This is the book to get if you’re curious about dot journaling. It’s really funny, for starters, and it did a brilliant job of explaining a topic that, as a neophyte, I found really confusing. What the heck is dot journaling? What does it do? Why should I try it? Rachel Wilkerson Miller answered every question I had, in the most engaging way imaginable. Dot Journaling is indeed a practical guide, one packed with full-color photos as well.
Let me explain something really embarrassing. I read this book and then set up a paper journal, even though I carry an iPad with a keyboard everywhere I go. And by everywhere, I mean that I eat breakfast and lunch with it, use it while I brush my teeth and do my hair, and sometimes even sleep with it in the bed. What would a dedicated technophile get out of a dot journal? Plenty, as it turns out.
What confused me about dot journaling, also known as bullet journaling, is that it is so customizable. When I first heard the term and realized that it was becoming a major trend, I did a bunch of image searches. I couldn’t figure out what I was seeing. The reason for that is that every individual diarist is using a highly personalized system. It’s an art, not a science. The rainbow-inked wild layouts and gorgeous penmanship are half the fun. There tends to be a feeling that non-fiction how-to books are no longer necessary, now that we have the internet, but this book is a beautiful example of why they will always have a role. This guide distills the essence of long study and practice into a simple, straightforward launching point for the total novice. It also appears to be quite the useful reference for more experienced practitioners of the craft.

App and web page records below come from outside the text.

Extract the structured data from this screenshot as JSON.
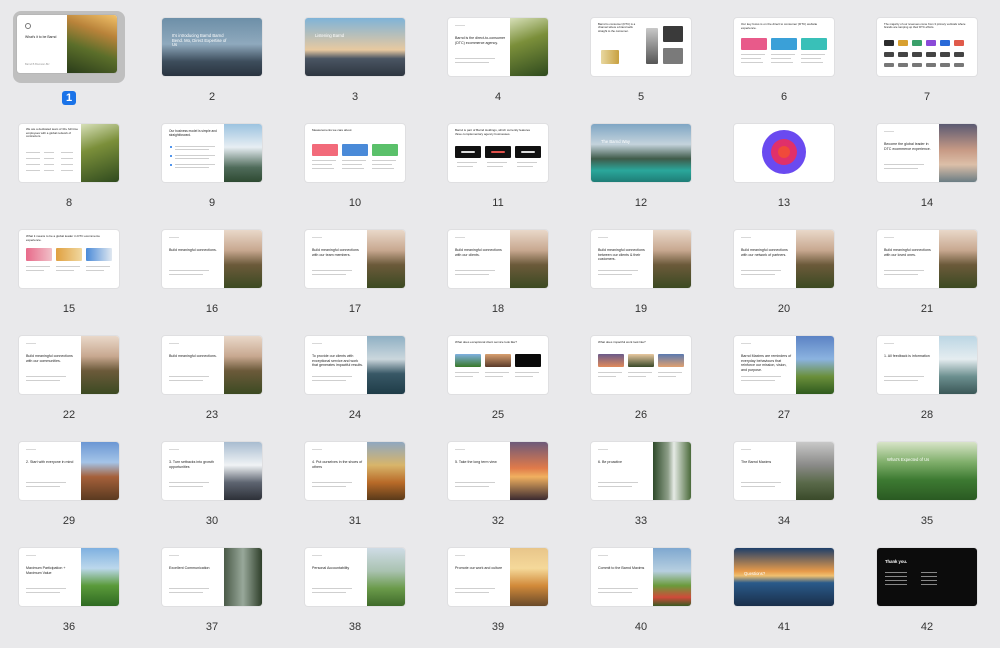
{
  "view": "slide-grid",
  "selected_slide": 1,
  "slides": [
    {
      "n": "1",
      "kind": "cover",
      "title": "What's it to be Barnd",
      "sub": "Barnd B Bwinster-Biz"
    },
    {
      "n": "2",
      "kind": "full",
      "title": "It's introducing Barnd Barnd Bend. Mo, Direct Expertise of Us",
      "theme": "mountain-blue"
    },
    {
      "n": "3",
      "kind": "full",
      "title": "Listening Barnd",
      "theme": "sunrise"
    },
    {
      "n": "4",
      "kind": "textimg",
      "title": "Barnd is the direct-to-consumer (DTC) ecommerce agency.",
      "theme": "forest"
    },
    {
      "n": "5",
      "kind": "products",
      "title": "Barnd to consumer (DTC) is a channel where a brand sells straight to the consumer."
    },
    {
      "n": "6",
      "kind": "cards3",
      "title": "Our key focus is on the direct to consumer (DTC) website experience."
    },
    {
      "n": "7",
      "kind": "logos",
      "title": "The majority of our revenues come from 3 primary verticals where brands are ramping up their DTC efforts."
    },
    {
      "n": "8",
      "kind": "table",
      "title": "We are a dedicated team of 30+ full time employees with a global network of contractors.",
      "theme": "forest"
    },
    {
      "n": "9",
      "kind": "bullets",
      "title": "Our business model is simple and straightforward.",
      "theme": "glacier"
    },
    {
      "n": "10",
      "kind": "cards3",
      "title": "Measurements we care about"
    },
    {
      "n": "11",
      "kind": "darkcards",
      "title": "Barnd is part of Barnd Holdings, which currently features three complementary agency businesses."
    },
    {
      "n": "12",
      "kind": "full",
      "title": "The Barnd Way",
      "theme": "lake"
    },
    {
      "n": "13",
      "kind": "rings",
      "title": ""
    },
    {
      "n": "14",
      "kind": "textimg",
      "title": "Become the global leader in DTC ecommerce experience.",
      "theme": "dusk"
    },
    {
      "n": "15",
      "kind": "imgs3",
      "title": "What it means to be a global leader in DTC ecommerce experience."
    },
    {
      "n": "16",
      "kind": "textimg",
      "title": "Build meaningful connections.",
      "theme": "hills"
    },
    {
      "n": "17",
      "kind": "textimg",
      "title": "Build meaningful connections with our team members.",
      "theme": "hills"
    },
    {
      "n": "18",
      "kind": "textimg",
      "title": "Build meaningful connections with our clients.",
      "theme": "hills"
    },
    {
      "n": "19",
      "kind": "textimg",
      "title": "Build meaningful connections between our clients & their customers.",
      "theme": "hills"
    },
    {
      "n": "20",
      "kind": "textimg",
      "title": "Build meaningful connections with our network of partners.",
      "theme": "hills"
    },
    {
      "n": "21",
      "kind": "textimg",
      "title": "Build meaningful connections with our loved ones.",
      "theme": "hills"
    },
    {
      "n": "22",
      "kind": "textimg",
      "title": "Build meaningful connections with our communities.",
      "theme": "hills"
    },
    {
      "n": "23",
      "kind": "textimg",
      "title": "Build meaningful connections.",
      "theme": "hills"
    },
    {
      "n": "24",
      "kind": "textimg",
      "title": "To provide our clients with exceptional service and work that generates impactful results.",
      "theme": "river"
    },
    {
      "n": "25",
      "kind": "imgs3",
      "title": "What does exceptional client service look like?"
    },
    {
      "n": "26",
      "kind": "imgs3",
      "title": "What does impactful work look like?"
    },
    {
      "n": "27",
      "kind": "textimg",
      "title": "Barnd Maxims are reminders of everyday behaviours that reinforce our mission, vision, and purpose.",
      "theme": "valley"
    },
    {
      "n": "28",
      "kind": "textimg",
      "title": "1. All feedback is information",
      "theme": "fjord"
    },
    {
      "n": "29",
      "kind": "textimg",
      "title": "2. Start with everyone in mind",
      "theme": "canyon"
    },
    {
      "n": "30",
      "kind": "textimg",
      "title": "3. Turn setbacks into growth opportunities",
      "theme": "peak"
    },
    {
      "n": "31",
      "kind": "textimg",
      "title": "4. Put ourselves in the shoes of others",
      "theme": "autumn"
    },
    {
      "n": "32",
      "kind": "textimg",
      "title": "5. Take the long term view",
      "theme": "sunset"
    },
    {
      "n": "33",
      "kind": "textimg",
      "title": "6. Be proactive",
      "theme": "waterfall"
    },
    {
      "n": "34",
      "kind": "textimg",
      "title": "The Barnd Maxims",
      "theme": "cliff"
    },
    {
      "n": "35",
      "kind": "full",
      "title": "What's Expected of Us",
      "theme": "meadow"
    },
    {
      "n": "36",
      "kind": "textimg",
      "title": "Maximum Participation + Maximum Value",
      "theme": "alps"
    },
    {
      "n": "37",
      "kind": "textimg",
      "title": "Excellent Communication",
      "theme": "gorge"
    },
    {
      "n": "38",
      "kind": "textimg",
      "title": "Personal Accountability",
      "theme": "greenhill"
    },
    {
      "n": "39",
      "kind": "textimg",
      "title": "Promote our work and culture",
      "theme": "sunglow"
    },
    {
      "n": "40",
      "kind": "textimg",
      "title": "Commit to the Barnd Maxims",
      "theme": "flowers"
    },
    {
      "n": "41",
      "kind": "full",
      "title": "Questions?",
      "theme": "ocean"
    },
    {
      "n": "42",
      "kind": "dark",
      "title": "Thank you."
    }
  ]
}
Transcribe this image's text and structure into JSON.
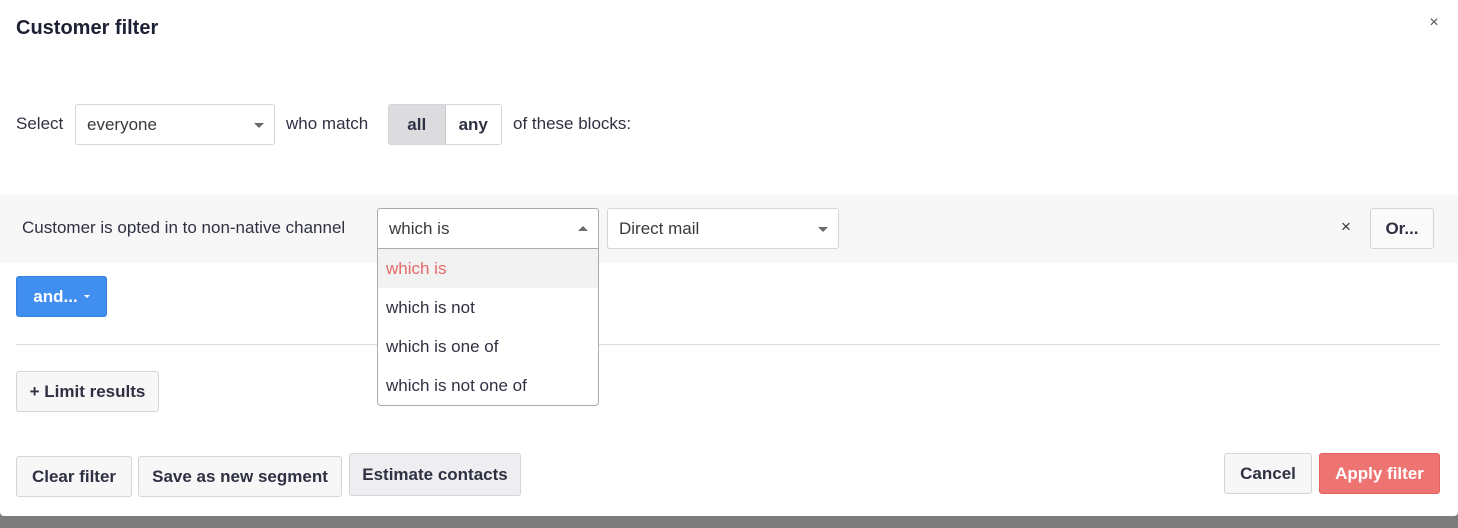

There’s something about writing on paper that activates the mind differently than typing. I write 10-20 pages a day electronically, and people often express astonishment at my typing speed. Longhand still gets certain things done. I think there’s also a certain discipline in the focus on writing neatly. My mom used to write a to-do list every night before bed, and I learned from her how this habit can bring clarity and restore mental bandwidth.
The New Year is fast upon us. It’s a natural time of reflection and strategizing. Also gift-giving! Journaling is a really great keystone habit, something endlessly rewarding and deeply fascinating. Dot journaling is one way to make this habit approachable, creative, and fun. Dot Journaling - A Practical Guide is the perfect place to start.
I've been working with chronic disorganization, squalor, and hoarding for over 20 years. I'm also a marathon runner who was diagnosed with fibromyalgia and thyroid disease 17 years ago.